‘Chicago P.D.’: What We Know About Jesse Lee Soffer’s Exit & When It Could Happen
Intelligence is about to say goodbye to a detective who has been with Chicago P.D. since Fire introduced its characters for the spinoff. While we wait for the day Jesse Lee Soffer’s Jay Halstead is no longer with the team, we’re preparing ourselves with everything we know about what’s to come. (His final episode has yet to be set; we just know it’s in the fall.)
The Season 10 premiere did seem to set up a potential exit for Jay, with tensions continuing to rise between him, his partner and wife Detective Hailey Upton (Tracy Spiridakos), and their boss Sergeant Hank Voight (Jason Beghe). And what happened with Voight’s CI, Anna, is just part of it. Voight insisted he didn’t blame Upton for having to shoot Anna. “You are not my keeper, and you’re not each other’s. I’m making choices you don’t like, that is on me. He’s making choices you don’t like, that is on him, him alone. We gotta be done with all of this, now. If it ever shows up on the job again, the three of us, we’re not working together anymore, understood? It’s that simple,” he said. That could have easily set the stage for Jay to leave Intelligence — whether it’s of his own volition or not — but is that too easy?
While Episode 2 is a big “Burzek” episode, as showrunner Gwen Sigan told TV Insider, the logline for the following week’s, “A Good Man” airing on October 5, reveals there’s some juicy stuff coming for Halstead and Upton: “The team investigates a string of brutal pharmacy robberies and Halstead connects with one of the victims about their Army careers. Upton suspects there is more to the story and confides in Voight.” That, too, could easily be part of his exit storyline, going back to his time in the Army — especially after watching the promo:
So far, what we know is that Sigan has said that the tension we saw with Voight, Upton, and Jay will “play out at the front end” of Season 10. She wouldn’t say anything specific about how Jay will be written out, but “it’s going to make sense to the fans when they see the episode that is his exit. We wanted it to be really a showcase for Halstead and who he is and what Jesse has meant to this show.” She called Soffer’s performance in the episode “one of his best.”
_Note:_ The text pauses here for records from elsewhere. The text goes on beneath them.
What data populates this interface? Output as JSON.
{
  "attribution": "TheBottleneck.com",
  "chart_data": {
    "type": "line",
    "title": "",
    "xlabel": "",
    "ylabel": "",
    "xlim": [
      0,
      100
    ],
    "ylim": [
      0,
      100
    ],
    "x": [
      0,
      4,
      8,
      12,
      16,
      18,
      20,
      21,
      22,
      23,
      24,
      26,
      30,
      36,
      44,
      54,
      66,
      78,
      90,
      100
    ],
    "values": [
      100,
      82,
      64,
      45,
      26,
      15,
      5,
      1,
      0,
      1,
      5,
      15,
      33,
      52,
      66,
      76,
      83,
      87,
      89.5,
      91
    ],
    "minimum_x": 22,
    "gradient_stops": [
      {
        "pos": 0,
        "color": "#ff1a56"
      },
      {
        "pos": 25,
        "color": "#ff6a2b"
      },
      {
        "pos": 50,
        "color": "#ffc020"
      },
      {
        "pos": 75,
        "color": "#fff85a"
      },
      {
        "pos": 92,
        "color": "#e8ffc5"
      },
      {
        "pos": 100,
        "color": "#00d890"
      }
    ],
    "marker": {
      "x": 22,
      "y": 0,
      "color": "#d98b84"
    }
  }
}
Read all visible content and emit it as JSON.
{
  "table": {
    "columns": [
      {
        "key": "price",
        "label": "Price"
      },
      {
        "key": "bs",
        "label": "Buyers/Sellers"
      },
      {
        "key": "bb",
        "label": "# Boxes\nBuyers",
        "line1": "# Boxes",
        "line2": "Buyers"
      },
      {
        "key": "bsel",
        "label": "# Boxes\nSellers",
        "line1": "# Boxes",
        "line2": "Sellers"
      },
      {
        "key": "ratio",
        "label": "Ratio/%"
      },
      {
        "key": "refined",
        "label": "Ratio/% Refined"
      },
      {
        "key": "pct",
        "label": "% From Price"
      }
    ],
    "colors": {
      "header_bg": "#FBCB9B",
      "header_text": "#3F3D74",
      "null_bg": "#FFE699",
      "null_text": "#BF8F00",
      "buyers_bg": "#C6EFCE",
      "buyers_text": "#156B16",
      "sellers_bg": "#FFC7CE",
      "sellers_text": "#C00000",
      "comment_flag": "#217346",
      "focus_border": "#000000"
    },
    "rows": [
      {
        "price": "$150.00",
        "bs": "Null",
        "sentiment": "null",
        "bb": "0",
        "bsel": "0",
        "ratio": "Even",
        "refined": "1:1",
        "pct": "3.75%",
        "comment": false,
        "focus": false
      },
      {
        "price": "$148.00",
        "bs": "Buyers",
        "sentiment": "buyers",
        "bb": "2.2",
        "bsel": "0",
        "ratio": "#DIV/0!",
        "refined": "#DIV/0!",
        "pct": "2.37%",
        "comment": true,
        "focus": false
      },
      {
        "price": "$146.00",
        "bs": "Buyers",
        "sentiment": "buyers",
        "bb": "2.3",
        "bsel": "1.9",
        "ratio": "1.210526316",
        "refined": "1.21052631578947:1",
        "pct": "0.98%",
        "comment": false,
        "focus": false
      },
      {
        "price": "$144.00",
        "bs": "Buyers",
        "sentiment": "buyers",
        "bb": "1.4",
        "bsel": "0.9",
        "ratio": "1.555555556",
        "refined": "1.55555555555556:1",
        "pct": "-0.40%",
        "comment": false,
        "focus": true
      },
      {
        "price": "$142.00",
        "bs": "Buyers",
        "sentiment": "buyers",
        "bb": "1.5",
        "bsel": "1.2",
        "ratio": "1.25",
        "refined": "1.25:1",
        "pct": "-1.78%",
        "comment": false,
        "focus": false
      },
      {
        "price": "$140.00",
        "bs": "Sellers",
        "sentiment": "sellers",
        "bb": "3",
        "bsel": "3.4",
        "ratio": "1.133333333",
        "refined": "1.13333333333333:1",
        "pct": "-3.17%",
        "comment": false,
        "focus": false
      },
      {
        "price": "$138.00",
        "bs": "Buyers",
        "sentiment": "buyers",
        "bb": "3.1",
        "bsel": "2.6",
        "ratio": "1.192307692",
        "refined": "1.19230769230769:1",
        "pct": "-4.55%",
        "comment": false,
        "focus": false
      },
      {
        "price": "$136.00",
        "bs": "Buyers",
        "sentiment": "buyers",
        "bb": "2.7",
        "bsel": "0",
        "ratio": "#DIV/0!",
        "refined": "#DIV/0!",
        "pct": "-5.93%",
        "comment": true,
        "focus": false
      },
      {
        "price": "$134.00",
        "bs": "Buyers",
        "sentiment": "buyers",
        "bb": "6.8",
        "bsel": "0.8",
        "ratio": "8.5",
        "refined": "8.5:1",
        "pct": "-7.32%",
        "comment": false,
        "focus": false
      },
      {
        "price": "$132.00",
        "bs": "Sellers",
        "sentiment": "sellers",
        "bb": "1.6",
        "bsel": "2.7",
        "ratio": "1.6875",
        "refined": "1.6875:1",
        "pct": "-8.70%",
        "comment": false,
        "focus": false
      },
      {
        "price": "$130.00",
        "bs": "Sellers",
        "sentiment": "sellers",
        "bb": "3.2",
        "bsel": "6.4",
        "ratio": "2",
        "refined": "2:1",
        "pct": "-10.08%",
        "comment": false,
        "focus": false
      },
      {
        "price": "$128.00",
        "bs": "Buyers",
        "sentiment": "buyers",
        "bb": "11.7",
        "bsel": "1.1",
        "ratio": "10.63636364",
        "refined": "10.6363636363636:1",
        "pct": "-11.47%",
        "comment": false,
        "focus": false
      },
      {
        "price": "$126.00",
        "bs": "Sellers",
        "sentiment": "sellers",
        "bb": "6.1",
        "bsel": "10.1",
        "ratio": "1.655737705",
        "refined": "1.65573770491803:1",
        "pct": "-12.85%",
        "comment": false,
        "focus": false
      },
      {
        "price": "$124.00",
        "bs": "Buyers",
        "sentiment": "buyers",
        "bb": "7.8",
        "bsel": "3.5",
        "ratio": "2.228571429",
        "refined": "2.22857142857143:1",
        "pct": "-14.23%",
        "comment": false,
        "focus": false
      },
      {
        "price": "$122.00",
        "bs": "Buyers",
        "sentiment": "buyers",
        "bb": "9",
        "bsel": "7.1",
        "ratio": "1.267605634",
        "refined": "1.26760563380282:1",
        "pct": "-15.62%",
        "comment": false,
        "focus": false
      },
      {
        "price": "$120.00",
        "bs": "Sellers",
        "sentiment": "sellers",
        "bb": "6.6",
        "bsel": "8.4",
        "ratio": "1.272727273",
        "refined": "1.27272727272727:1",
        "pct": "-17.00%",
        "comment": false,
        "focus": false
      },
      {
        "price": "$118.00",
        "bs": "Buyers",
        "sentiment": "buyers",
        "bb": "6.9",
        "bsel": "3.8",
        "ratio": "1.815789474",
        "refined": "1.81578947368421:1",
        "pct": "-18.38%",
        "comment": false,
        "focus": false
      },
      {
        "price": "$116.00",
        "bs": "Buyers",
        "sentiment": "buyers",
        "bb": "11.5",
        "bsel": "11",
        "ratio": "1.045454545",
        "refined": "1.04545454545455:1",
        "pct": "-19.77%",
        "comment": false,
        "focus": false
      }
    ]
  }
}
And while they’ll be dealing with how all the characters handle it “as honestly as we could,” the showrunner continued, it’s Upton who will obviously be feeling it the most, as “it really puts her in some very emotional and interesting scenarios as the season continues on.” We’re expecting some very emotional scenes between the two of them in his last episode, whenever it might be.
After he’s gone, she’s “left in this, I would say, almost a vacuum, this emptiness of how do you move on? What the hell does that look like? In so many ways, he’s the love of her life, they’re partners at the job. They almost can always think and know what the other person is thinking. And so to suddenly have that be gone and for Upton who perhaps is not very well-versed in how to deal with her emotions in always a healthy way — she’s someone that tends to go towards avoidance — it’s going to all hit a head and come to a point where we’ll see it and we’ll see it come out on the job and in cases how she deals with being alone,” Sigan previewed.
We’re also expecting at least one great scene between Jay and Voight in his final episode, considering the effects the former’s exit will have on his boss. “A lot of Halstead’s personality and perspective bled into Voight and vice versa,” the showrunner noted. “Now you pull a piece of that away. Voight’s going to be in a very different spot and there’s going to need to be somebody that comes in and kind of counterbalances him and can provide that foil to him because otherwise Voight can be left to his own devices, which are not always great.” We’ll have to wait to see who takes over that role for the sergeant.
For now, all we can do is tune in and try to pick up any hints about how Chicago P.D. will be saying goodbye to Jay Halstead.
Chicago P.D., Wednesdays, 10/9c, NBC